**Your goal:** Each line below must be set down exactly as it stands.

= = =

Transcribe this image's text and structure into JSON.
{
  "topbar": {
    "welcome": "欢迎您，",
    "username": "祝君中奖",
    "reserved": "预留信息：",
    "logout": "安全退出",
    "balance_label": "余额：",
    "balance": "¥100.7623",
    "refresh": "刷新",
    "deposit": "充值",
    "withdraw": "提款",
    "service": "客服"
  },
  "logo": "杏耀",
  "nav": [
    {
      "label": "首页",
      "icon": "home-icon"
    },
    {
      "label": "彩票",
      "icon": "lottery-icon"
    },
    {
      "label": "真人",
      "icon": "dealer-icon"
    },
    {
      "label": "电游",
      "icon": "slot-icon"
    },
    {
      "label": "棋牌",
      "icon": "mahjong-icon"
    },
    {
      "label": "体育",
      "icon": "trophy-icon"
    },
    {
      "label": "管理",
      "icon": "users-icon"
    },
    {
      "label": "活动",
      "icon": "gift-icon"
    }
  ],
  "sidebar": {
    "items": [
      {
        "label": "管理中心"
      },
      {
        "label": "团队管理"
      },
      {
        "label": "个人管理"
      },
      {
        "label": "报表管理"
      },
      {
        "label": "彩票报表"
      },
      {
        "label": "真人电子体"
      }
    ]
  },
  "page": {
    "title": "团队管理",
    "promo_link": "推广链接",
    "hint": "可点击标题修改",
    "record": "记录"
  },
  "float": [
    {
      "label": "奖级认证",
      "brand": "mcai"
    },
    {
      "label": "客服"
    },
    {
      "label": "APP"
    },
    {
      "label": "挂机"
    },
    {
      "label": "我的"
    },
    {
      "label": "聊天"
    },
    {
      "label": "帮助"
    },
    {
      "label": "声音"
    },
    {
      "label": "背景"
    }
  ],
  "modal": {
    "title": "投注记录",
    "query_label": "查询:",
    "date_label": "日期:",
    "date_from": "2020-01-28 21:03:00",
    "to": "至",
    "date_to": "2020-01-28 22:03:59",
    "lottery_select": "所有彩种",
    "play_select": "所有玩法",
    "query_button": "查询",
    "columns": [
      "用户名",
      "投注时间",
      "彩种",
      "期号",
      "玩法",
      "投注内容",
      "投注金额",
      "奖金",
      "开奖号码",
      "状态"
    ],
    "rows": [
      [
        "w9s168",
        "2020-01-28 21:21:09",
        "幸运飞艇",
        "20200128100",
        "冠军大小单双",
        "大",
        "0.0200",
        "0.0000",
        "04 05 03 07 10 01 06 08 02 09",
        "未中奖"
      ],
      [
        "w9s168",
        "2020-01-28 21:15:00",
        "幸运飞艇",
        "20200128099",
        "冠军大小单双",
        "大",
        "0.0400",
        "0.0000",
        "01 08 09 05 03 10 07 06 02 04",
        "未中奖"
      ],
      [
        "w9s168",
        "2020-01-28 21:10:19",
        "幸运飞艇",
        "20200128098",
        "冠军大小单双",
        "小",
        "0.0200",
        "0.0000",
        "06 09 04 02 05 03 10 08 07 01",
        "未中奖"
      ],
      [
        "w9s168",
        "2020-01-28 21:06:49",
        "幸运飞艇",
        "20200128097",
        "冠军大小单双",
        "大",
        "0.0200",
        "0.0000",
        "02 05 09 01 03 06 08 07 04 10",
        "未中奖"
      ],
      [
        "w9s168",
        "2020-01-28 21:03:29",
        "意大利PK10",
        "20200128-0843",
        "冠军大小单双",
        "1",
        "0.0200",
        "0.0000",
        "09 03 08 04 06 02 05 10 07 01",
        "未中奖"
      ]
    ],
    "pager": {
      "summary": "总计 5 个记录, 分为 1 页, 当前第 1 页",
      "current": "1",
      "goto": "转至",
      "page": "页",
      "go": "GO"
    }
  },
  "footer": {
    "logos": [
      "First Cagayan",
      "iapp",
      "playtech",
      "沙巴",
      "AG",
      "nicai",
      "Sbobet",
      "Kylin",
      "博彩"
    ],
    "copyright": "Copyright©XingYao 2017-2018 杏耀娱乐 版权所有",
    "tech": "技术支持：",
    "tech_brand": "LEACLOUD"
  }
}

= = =

**Exercise solution:**
Transcribe this image's text and structure into JSON.
{
  "topbar": {
    "welcome": "欢迎您，",
    "username": "祝君中奖",
    "reserved": "预留信息：",
    "logout": "安全退出",
    "balance_label": "余额：",
    "balance": "¥100.7623",
    "refresh": "刷新",
    "deposit": "充值",
    "withdraw": "提款",
    "service": "客服"
  },
  "logo": "杏耀",
  "nav": [
    {
      "label": "首页",
      "icon": "home-icon"
    },
    {
      "label": "彩票",
      "icon": "lottery-icon"
    },
    {
      "label": "真人",
      "icon": "dealer-icon"
    },
    {
      "label": "电游",
      "icon": "slot-icon"
    },
    {
      "label": "棋牌",
      "icon": "mahjong-icon"
    },
    {
      "label": "体育",
      "icon": "trophy-icon"
    },
    {
      "label": "管理",
      "icon": "users-icon"
    },
    {
      "label": "活动",
      "icon": "gift-icon"
    }
  ],
  "sidebar": {
    "items": [
      {
        "label": "管理中心"
      },
      {
        "label": "团队管理"
      },
      {
        "label": "个人管理"
      },
      {
        "label": "报表管理"
      },
      {
        "label": "彩票报表"
      },
      {
        "label": "真人电子体"
      }
    ]
  },
  "page": {
    "title": "团队管理",
    "promo_link": "推广链接",
    "hint": "可点击标题修改",
    "record": "记录"
  },
  "float": [
    {
      "label": "奖级认证",
      "brand": "mcai"
    },
    {
      "label": "客服"
    },
    {
      "label": "APP"
    },
    {
      "label": "挂机"
    },
    {
      "label": "我的"
    },
    {
      "label": "聊天"
    },
    {
      "label": "帮助"
    },
    {
      "label": "声音"
    },
    {
      "label": "背景"
    }
  ],
  "modal": {
    "title": "投注记录",
    "query_label": "查询:",
    "date_label": "日期:",
    "date_from": "2020-01-28 21:03:00",
    "to": "至",
    "date_to": "2020-01-28 22:03:59",
    "lottery_select": "所有彩种",
    "play_select": "所有玩法",
    "query_button": "查询",
    "columns": [
      "用户名",
      "投注时间",
      "彩种",
      "期号",
      "玩法",
      "投注内容",
      "投注金额",
      "奖金",
      "开奖号码",
      "状态"
    ],
    "rows": [
      [
        "w9s168",
        "2020-01-28 21:21:09",
        "幸运飞艇",
        "20200128100",
        "冠军大小单双",
        "大",
        "0.0200",
        "0.0000",
        "04 05 03 07 10 01 06 08 02 09",
        "未中奖"
      ],
      [
        "w9s168",
        "2020-01-28 21:15:00",
        "幸运飞艇",
        "20200128099",
        "冠军大小单双",
        "大",
        "0.0400",
        "0.0000",
        "01 08 09 05 03 10 07 06 02 04",
        "未中奖"
      ],
      [
        "w9s168",
        "2020-01-28 21:10:19",
        "幸运飞艇",
        "20200128098",
        "冠军大小单双",
        "小",
        "0.0200",
        "0.0000",
        "06 09 04 02 05 03 10 08 07 01",
        "未中奖"
      ],
      [
        "w9s168",
        "2020-01-28 21:06:49",
        "幸运飞艇",
        "20200128097",
        "冠军大小单双",
        "大",
        "0.0200",
        "0.0000",
        "02 05 09 01 03 06 08 07 04 10",
        "未中奖"
      ],
      [
        "w9s168",
        "2020-01-28 21:03:29",
        "意大利PK10",
        "20200128-0843",
        "冠军大小单双",
        "1",
        "0.0200",
        "0.0000",
        "09 03 08 04 06 02 05 10 07 01",
        "未中奖"
      ]
    ],
    "pager": {
      "summary": "总计 5 个记录, 分为 1 页, 当前第 1 页",
      "current": "1",
      "goto": "转至",
      "page": "页",
      "go": "GO"
    }
  },
  "footer": {
    "logos": [
      "First Cagayan",
      "iapp",
      "playtech",
      "沙巴",
      "AG",
      "nicai",
      "Sbobet",
      "Kylin",
      "博彩"
    ],
    "copyright": "Copyright©XingYao 2017-2018 杏耀娱乐 版权所有",
    "tech": "技术支持：",
    "tech_brand": "LEACLOUD"
  }
}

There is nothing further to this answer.